Seizures in dogs can be successfully controlled with pharmaceuticals, but many pet owners seek natural remedies to protect their loved ones from harmful side effects, to control seizures when medication is unsuccessful or to augment medication. Before treating seizures, be sure to rule out non-epileptic causes of convulsions. Those can include environmental poisons, hypothyroidism and other glandular and organ diseases, sensitivity to parasite preventives, and calcium deficiency, calcium-phosphorus imbalance or sodium-potassium imbalance caused by improper diet. Homemade diets are the culprit in many nutritional deficiencies.
Magnesium supplements can decrease seizures in some dogs. Dosage is based on weight. Consult a veterinarian or qualified animal nutritionist about supplementing your pet's diet with magnesium.
Many pet owners have reported a decrease in seizures after adding raw, virgin, unrefined, organic coconut oil to their pet's diet in the ration of one tsp. per 10 lbs. of the dog's body weight. The oil must be this specific version, which is completely uncooked and solid at room temperature.
Homeopathy is based on introducing exceptionally small amounts of vegetable, mineral or animal substances into the patient's system to provoke an immune response. A qualified homeopathic veterinarian must be consulted to recommend these medications. Some substances safe for humans are toxic to dogs.

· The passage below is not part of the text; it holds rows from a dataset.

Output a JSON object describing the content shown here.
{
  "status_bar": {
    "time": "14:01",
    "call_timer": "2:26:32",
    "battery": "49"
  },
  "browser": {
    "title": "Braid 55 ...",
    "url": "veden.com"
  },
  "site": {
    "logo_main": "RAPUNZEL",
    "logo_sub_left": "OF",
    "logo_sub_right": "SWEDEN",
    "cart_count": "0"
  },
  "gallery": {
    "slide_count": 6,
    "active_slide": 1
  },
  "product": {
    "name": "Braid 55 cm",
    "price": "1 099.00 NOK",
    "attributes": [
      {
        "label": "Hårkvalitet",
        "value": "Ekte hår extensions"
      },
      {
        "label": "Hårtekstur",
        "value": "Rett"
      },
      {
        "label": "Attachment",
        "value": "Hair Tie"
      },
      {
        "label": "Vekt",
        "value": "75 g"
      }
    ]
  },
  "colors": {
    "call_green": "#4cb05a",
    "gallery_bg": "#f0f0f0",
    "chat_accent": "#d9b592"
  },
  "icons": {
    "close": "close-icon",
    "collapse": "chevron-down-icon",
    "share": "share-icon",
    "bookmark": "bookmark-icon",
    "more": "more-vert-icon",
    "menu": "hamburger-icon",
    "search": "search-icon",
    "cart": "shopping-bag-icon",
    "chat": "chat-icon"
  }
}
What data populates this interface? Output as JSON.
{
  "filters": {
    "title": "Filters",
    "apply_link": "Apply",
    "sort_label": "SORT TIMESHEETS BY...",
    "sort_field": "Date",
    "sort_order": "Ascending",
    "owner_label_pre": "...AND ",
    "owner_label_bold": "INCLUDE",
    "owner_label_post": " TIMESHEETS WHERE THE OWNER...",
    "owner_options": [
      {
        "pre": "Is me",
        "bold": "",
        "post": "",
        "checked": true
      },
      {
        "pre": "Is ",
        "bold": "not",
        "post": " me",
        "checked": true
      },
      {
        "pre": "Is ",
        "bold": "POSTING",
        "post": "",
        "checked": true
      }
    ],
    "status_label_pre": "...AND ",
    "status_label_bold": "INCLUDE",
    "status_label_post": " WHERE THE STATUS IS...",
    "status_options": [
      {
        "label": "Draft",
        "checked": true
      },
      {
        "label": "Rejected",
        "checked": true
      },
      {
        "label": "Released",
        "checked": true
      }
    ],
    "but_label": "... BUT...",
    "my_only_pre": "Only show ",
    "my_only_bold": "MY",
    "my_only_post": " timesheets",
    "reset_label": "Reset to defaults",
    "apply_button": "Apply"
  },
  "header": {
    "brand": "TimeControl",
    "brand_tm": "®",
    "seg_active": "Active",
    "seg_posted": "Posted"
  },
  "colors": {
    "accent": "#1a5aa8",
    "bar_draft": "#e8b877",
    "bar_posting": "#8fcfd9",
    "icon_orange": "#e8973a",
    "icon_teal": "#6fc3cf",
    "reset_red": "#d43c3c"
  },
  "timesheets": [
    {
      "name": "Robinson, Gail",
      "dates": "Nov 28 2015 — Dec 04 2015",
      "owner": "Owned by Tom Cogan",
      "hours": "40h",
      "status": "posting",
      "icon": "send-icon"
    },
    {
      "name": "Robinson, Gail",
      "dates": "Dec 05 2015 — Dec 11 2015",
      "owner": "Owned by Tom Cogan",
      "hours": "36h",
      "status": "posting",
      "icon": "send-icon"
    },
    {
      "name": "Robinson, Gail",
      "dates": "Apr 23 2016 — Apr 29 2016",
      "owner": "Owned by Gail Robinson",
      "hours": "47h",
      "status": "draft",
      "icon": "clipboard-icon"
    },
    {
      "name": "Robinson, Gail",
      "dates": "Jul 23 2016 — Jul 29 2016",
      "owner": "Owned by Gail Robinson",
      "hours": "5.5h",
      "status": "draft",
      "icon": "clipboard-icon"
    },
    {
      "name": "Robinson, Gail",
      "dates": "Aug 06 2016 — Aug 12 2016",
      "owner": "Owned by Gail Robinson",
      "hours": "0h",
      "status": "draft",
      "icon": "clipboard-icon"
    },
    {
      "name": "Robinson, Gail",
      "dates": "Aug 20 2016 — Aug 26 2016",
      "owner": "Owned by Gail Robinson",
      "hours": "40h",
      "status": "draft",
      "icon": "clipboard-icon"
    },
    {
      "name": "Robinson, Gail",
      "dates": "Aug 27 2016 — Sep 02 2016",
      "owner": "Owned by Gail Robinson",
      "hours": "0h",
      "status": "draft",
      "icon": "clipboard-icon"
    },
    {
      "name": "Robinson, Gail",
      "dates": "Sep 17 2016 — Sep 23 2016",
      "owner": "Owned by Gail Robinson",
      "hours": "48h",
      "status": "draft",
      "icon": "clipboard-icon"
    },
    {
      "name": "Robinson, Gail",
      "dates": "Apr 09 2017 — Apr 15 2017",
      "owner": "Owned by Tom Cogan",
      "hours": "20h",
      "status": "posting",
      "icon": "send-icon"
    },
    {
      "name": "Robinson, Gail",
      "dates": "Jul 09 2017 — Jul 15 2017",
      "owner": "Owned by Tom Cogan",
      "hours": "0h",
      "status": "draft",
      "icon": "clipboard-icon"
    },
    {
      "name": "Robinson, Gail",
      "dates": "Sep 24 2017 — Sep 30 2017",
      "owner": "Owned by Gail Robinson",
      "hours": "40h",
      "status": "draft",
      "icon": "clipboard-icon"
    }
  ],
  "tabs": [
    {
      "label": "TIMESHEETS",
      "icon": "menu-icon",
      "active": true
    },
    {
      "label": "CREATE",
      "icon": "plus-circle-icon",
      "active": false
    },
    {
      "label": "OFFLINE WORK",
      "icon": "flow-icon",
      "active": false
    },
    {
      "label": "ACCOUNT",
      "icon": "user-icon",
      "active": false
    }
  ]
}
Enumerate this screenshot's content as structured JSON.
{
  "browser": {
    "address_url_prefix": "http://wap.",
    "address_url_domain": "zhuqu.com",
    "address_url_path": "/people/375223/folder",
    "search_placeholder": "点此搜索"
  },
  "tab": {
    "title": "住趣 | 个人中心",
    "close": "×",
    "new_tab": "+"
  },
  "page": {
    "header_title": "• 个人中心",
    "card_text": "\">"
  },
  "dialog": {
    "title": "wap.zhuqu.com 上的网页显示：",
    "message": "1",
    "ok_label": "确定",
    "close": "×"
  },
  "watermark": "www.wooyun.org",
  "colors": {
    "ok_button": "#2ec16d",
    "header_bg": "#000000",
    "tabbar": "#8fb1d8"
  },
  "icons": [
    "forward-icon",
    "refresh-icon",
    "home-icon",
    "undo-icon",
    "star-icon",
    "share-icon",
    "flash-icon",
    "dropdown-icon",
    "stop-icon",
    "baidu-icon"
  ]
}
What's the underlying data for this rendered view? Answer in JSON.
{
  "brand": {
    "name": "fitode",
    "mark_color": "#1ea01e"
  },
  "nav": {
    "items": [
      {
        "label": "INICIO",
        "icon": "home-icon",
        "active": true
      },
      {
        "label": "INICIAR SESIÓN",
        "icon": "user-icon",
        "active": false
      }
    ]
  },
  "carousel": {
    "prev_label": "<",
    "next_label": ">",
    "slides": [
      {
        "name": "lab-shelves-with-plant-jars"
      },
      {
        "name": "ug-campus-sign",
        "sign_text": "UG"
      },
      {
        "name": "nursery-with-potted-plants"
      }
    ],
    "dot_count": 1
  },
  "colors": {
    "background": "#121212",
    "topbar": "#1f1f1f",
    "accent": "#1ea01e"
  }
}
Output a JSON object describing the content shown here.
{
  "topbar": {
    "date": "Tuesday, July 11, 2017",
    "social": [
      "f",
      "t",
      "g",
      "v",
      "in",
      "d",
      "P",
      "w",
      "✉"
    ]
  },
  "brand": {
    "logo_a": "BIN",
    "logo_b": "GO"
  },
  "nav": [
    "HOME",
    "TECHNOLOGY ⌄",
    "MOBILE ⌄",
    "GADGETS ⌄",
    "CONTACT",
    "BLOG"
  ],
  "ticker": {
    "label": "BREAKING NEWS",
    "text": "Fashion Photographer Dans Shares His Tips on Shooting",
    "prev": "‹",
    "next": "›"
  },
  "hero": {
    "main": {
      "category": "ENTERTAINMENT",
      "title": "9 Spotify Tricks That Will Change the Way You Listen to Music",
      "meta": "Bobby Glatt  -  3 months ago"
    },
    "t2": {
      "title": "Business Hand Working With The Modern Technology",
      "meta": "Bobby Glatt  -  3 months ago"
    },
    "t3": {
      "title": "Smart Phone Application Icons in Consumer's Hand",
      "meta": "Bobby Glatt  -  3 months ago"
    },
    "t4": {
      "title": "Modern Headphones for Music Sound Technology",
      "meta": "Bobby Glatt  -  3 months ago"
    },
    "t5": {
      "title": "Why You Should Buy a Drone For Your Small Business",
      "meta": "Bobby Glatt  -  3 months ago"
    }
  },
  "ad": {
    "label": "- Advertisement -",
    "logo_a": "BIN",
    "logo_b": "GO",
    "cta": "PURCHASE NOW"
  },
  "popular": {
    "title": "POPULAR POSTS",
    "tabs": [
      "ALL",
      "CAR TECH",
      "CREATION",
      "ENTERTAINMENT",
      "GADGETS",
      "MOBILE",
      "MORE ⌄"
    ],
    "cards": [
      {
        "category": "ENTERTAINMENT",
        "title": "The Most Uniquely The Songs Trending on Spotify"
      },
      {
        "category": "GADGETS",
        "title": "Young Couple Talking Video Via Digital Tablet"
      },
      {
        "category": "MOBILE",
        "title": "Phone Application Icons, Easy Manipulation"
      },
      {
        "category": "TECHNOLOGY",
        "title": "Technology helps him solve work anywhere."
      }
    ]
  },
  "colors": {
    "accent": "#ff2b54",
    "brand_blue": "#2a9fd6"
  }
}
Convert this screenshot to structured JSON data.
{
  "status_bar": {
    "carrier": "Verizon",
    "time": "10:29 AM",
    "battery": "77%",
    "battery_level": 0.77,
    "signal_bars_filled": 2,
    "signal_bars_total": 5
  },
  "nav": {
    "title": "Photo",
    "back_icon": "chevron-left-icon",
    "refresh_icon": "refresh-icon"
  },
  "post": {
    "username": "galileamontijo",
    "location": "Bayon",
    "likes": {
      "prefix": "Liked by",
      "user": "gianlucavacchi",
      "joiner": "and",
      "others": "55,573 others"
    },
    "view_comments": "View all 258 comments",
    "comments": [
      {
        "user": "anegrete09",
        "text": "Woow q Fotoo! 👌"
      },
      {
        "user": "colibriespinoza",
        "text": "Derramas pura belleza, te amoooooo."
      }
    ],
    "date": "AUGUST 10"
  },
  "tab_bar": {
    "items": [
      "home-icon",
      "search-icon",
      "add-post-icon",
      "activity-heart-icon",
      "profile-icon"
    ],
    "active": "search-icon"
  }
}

Herbal remedies are some of the most well-established and most potentially dangerous alternative treatments. They require the proper plant, proper part of the plant, prepared correctly and administered in the correct amount at the right time. Many herbs that are well-established for human treatments can be deadly for dogs. Consult a veterinarian experienced in alternative treatments and a qualified herbalist before beginning your dog on an herbal remedy.
Acupuncture is a proven supportive treatment for many diseases and conditions. The procedure should not be painful and lulls most pets to sleep. Consult a practicing veterinary acupuncturist to determine if your pet is a candidate.
Always check with your veterinarian before changing your pet’s diet, medication, or physical activity routines. This information is not a substitute for a vet’s opinion.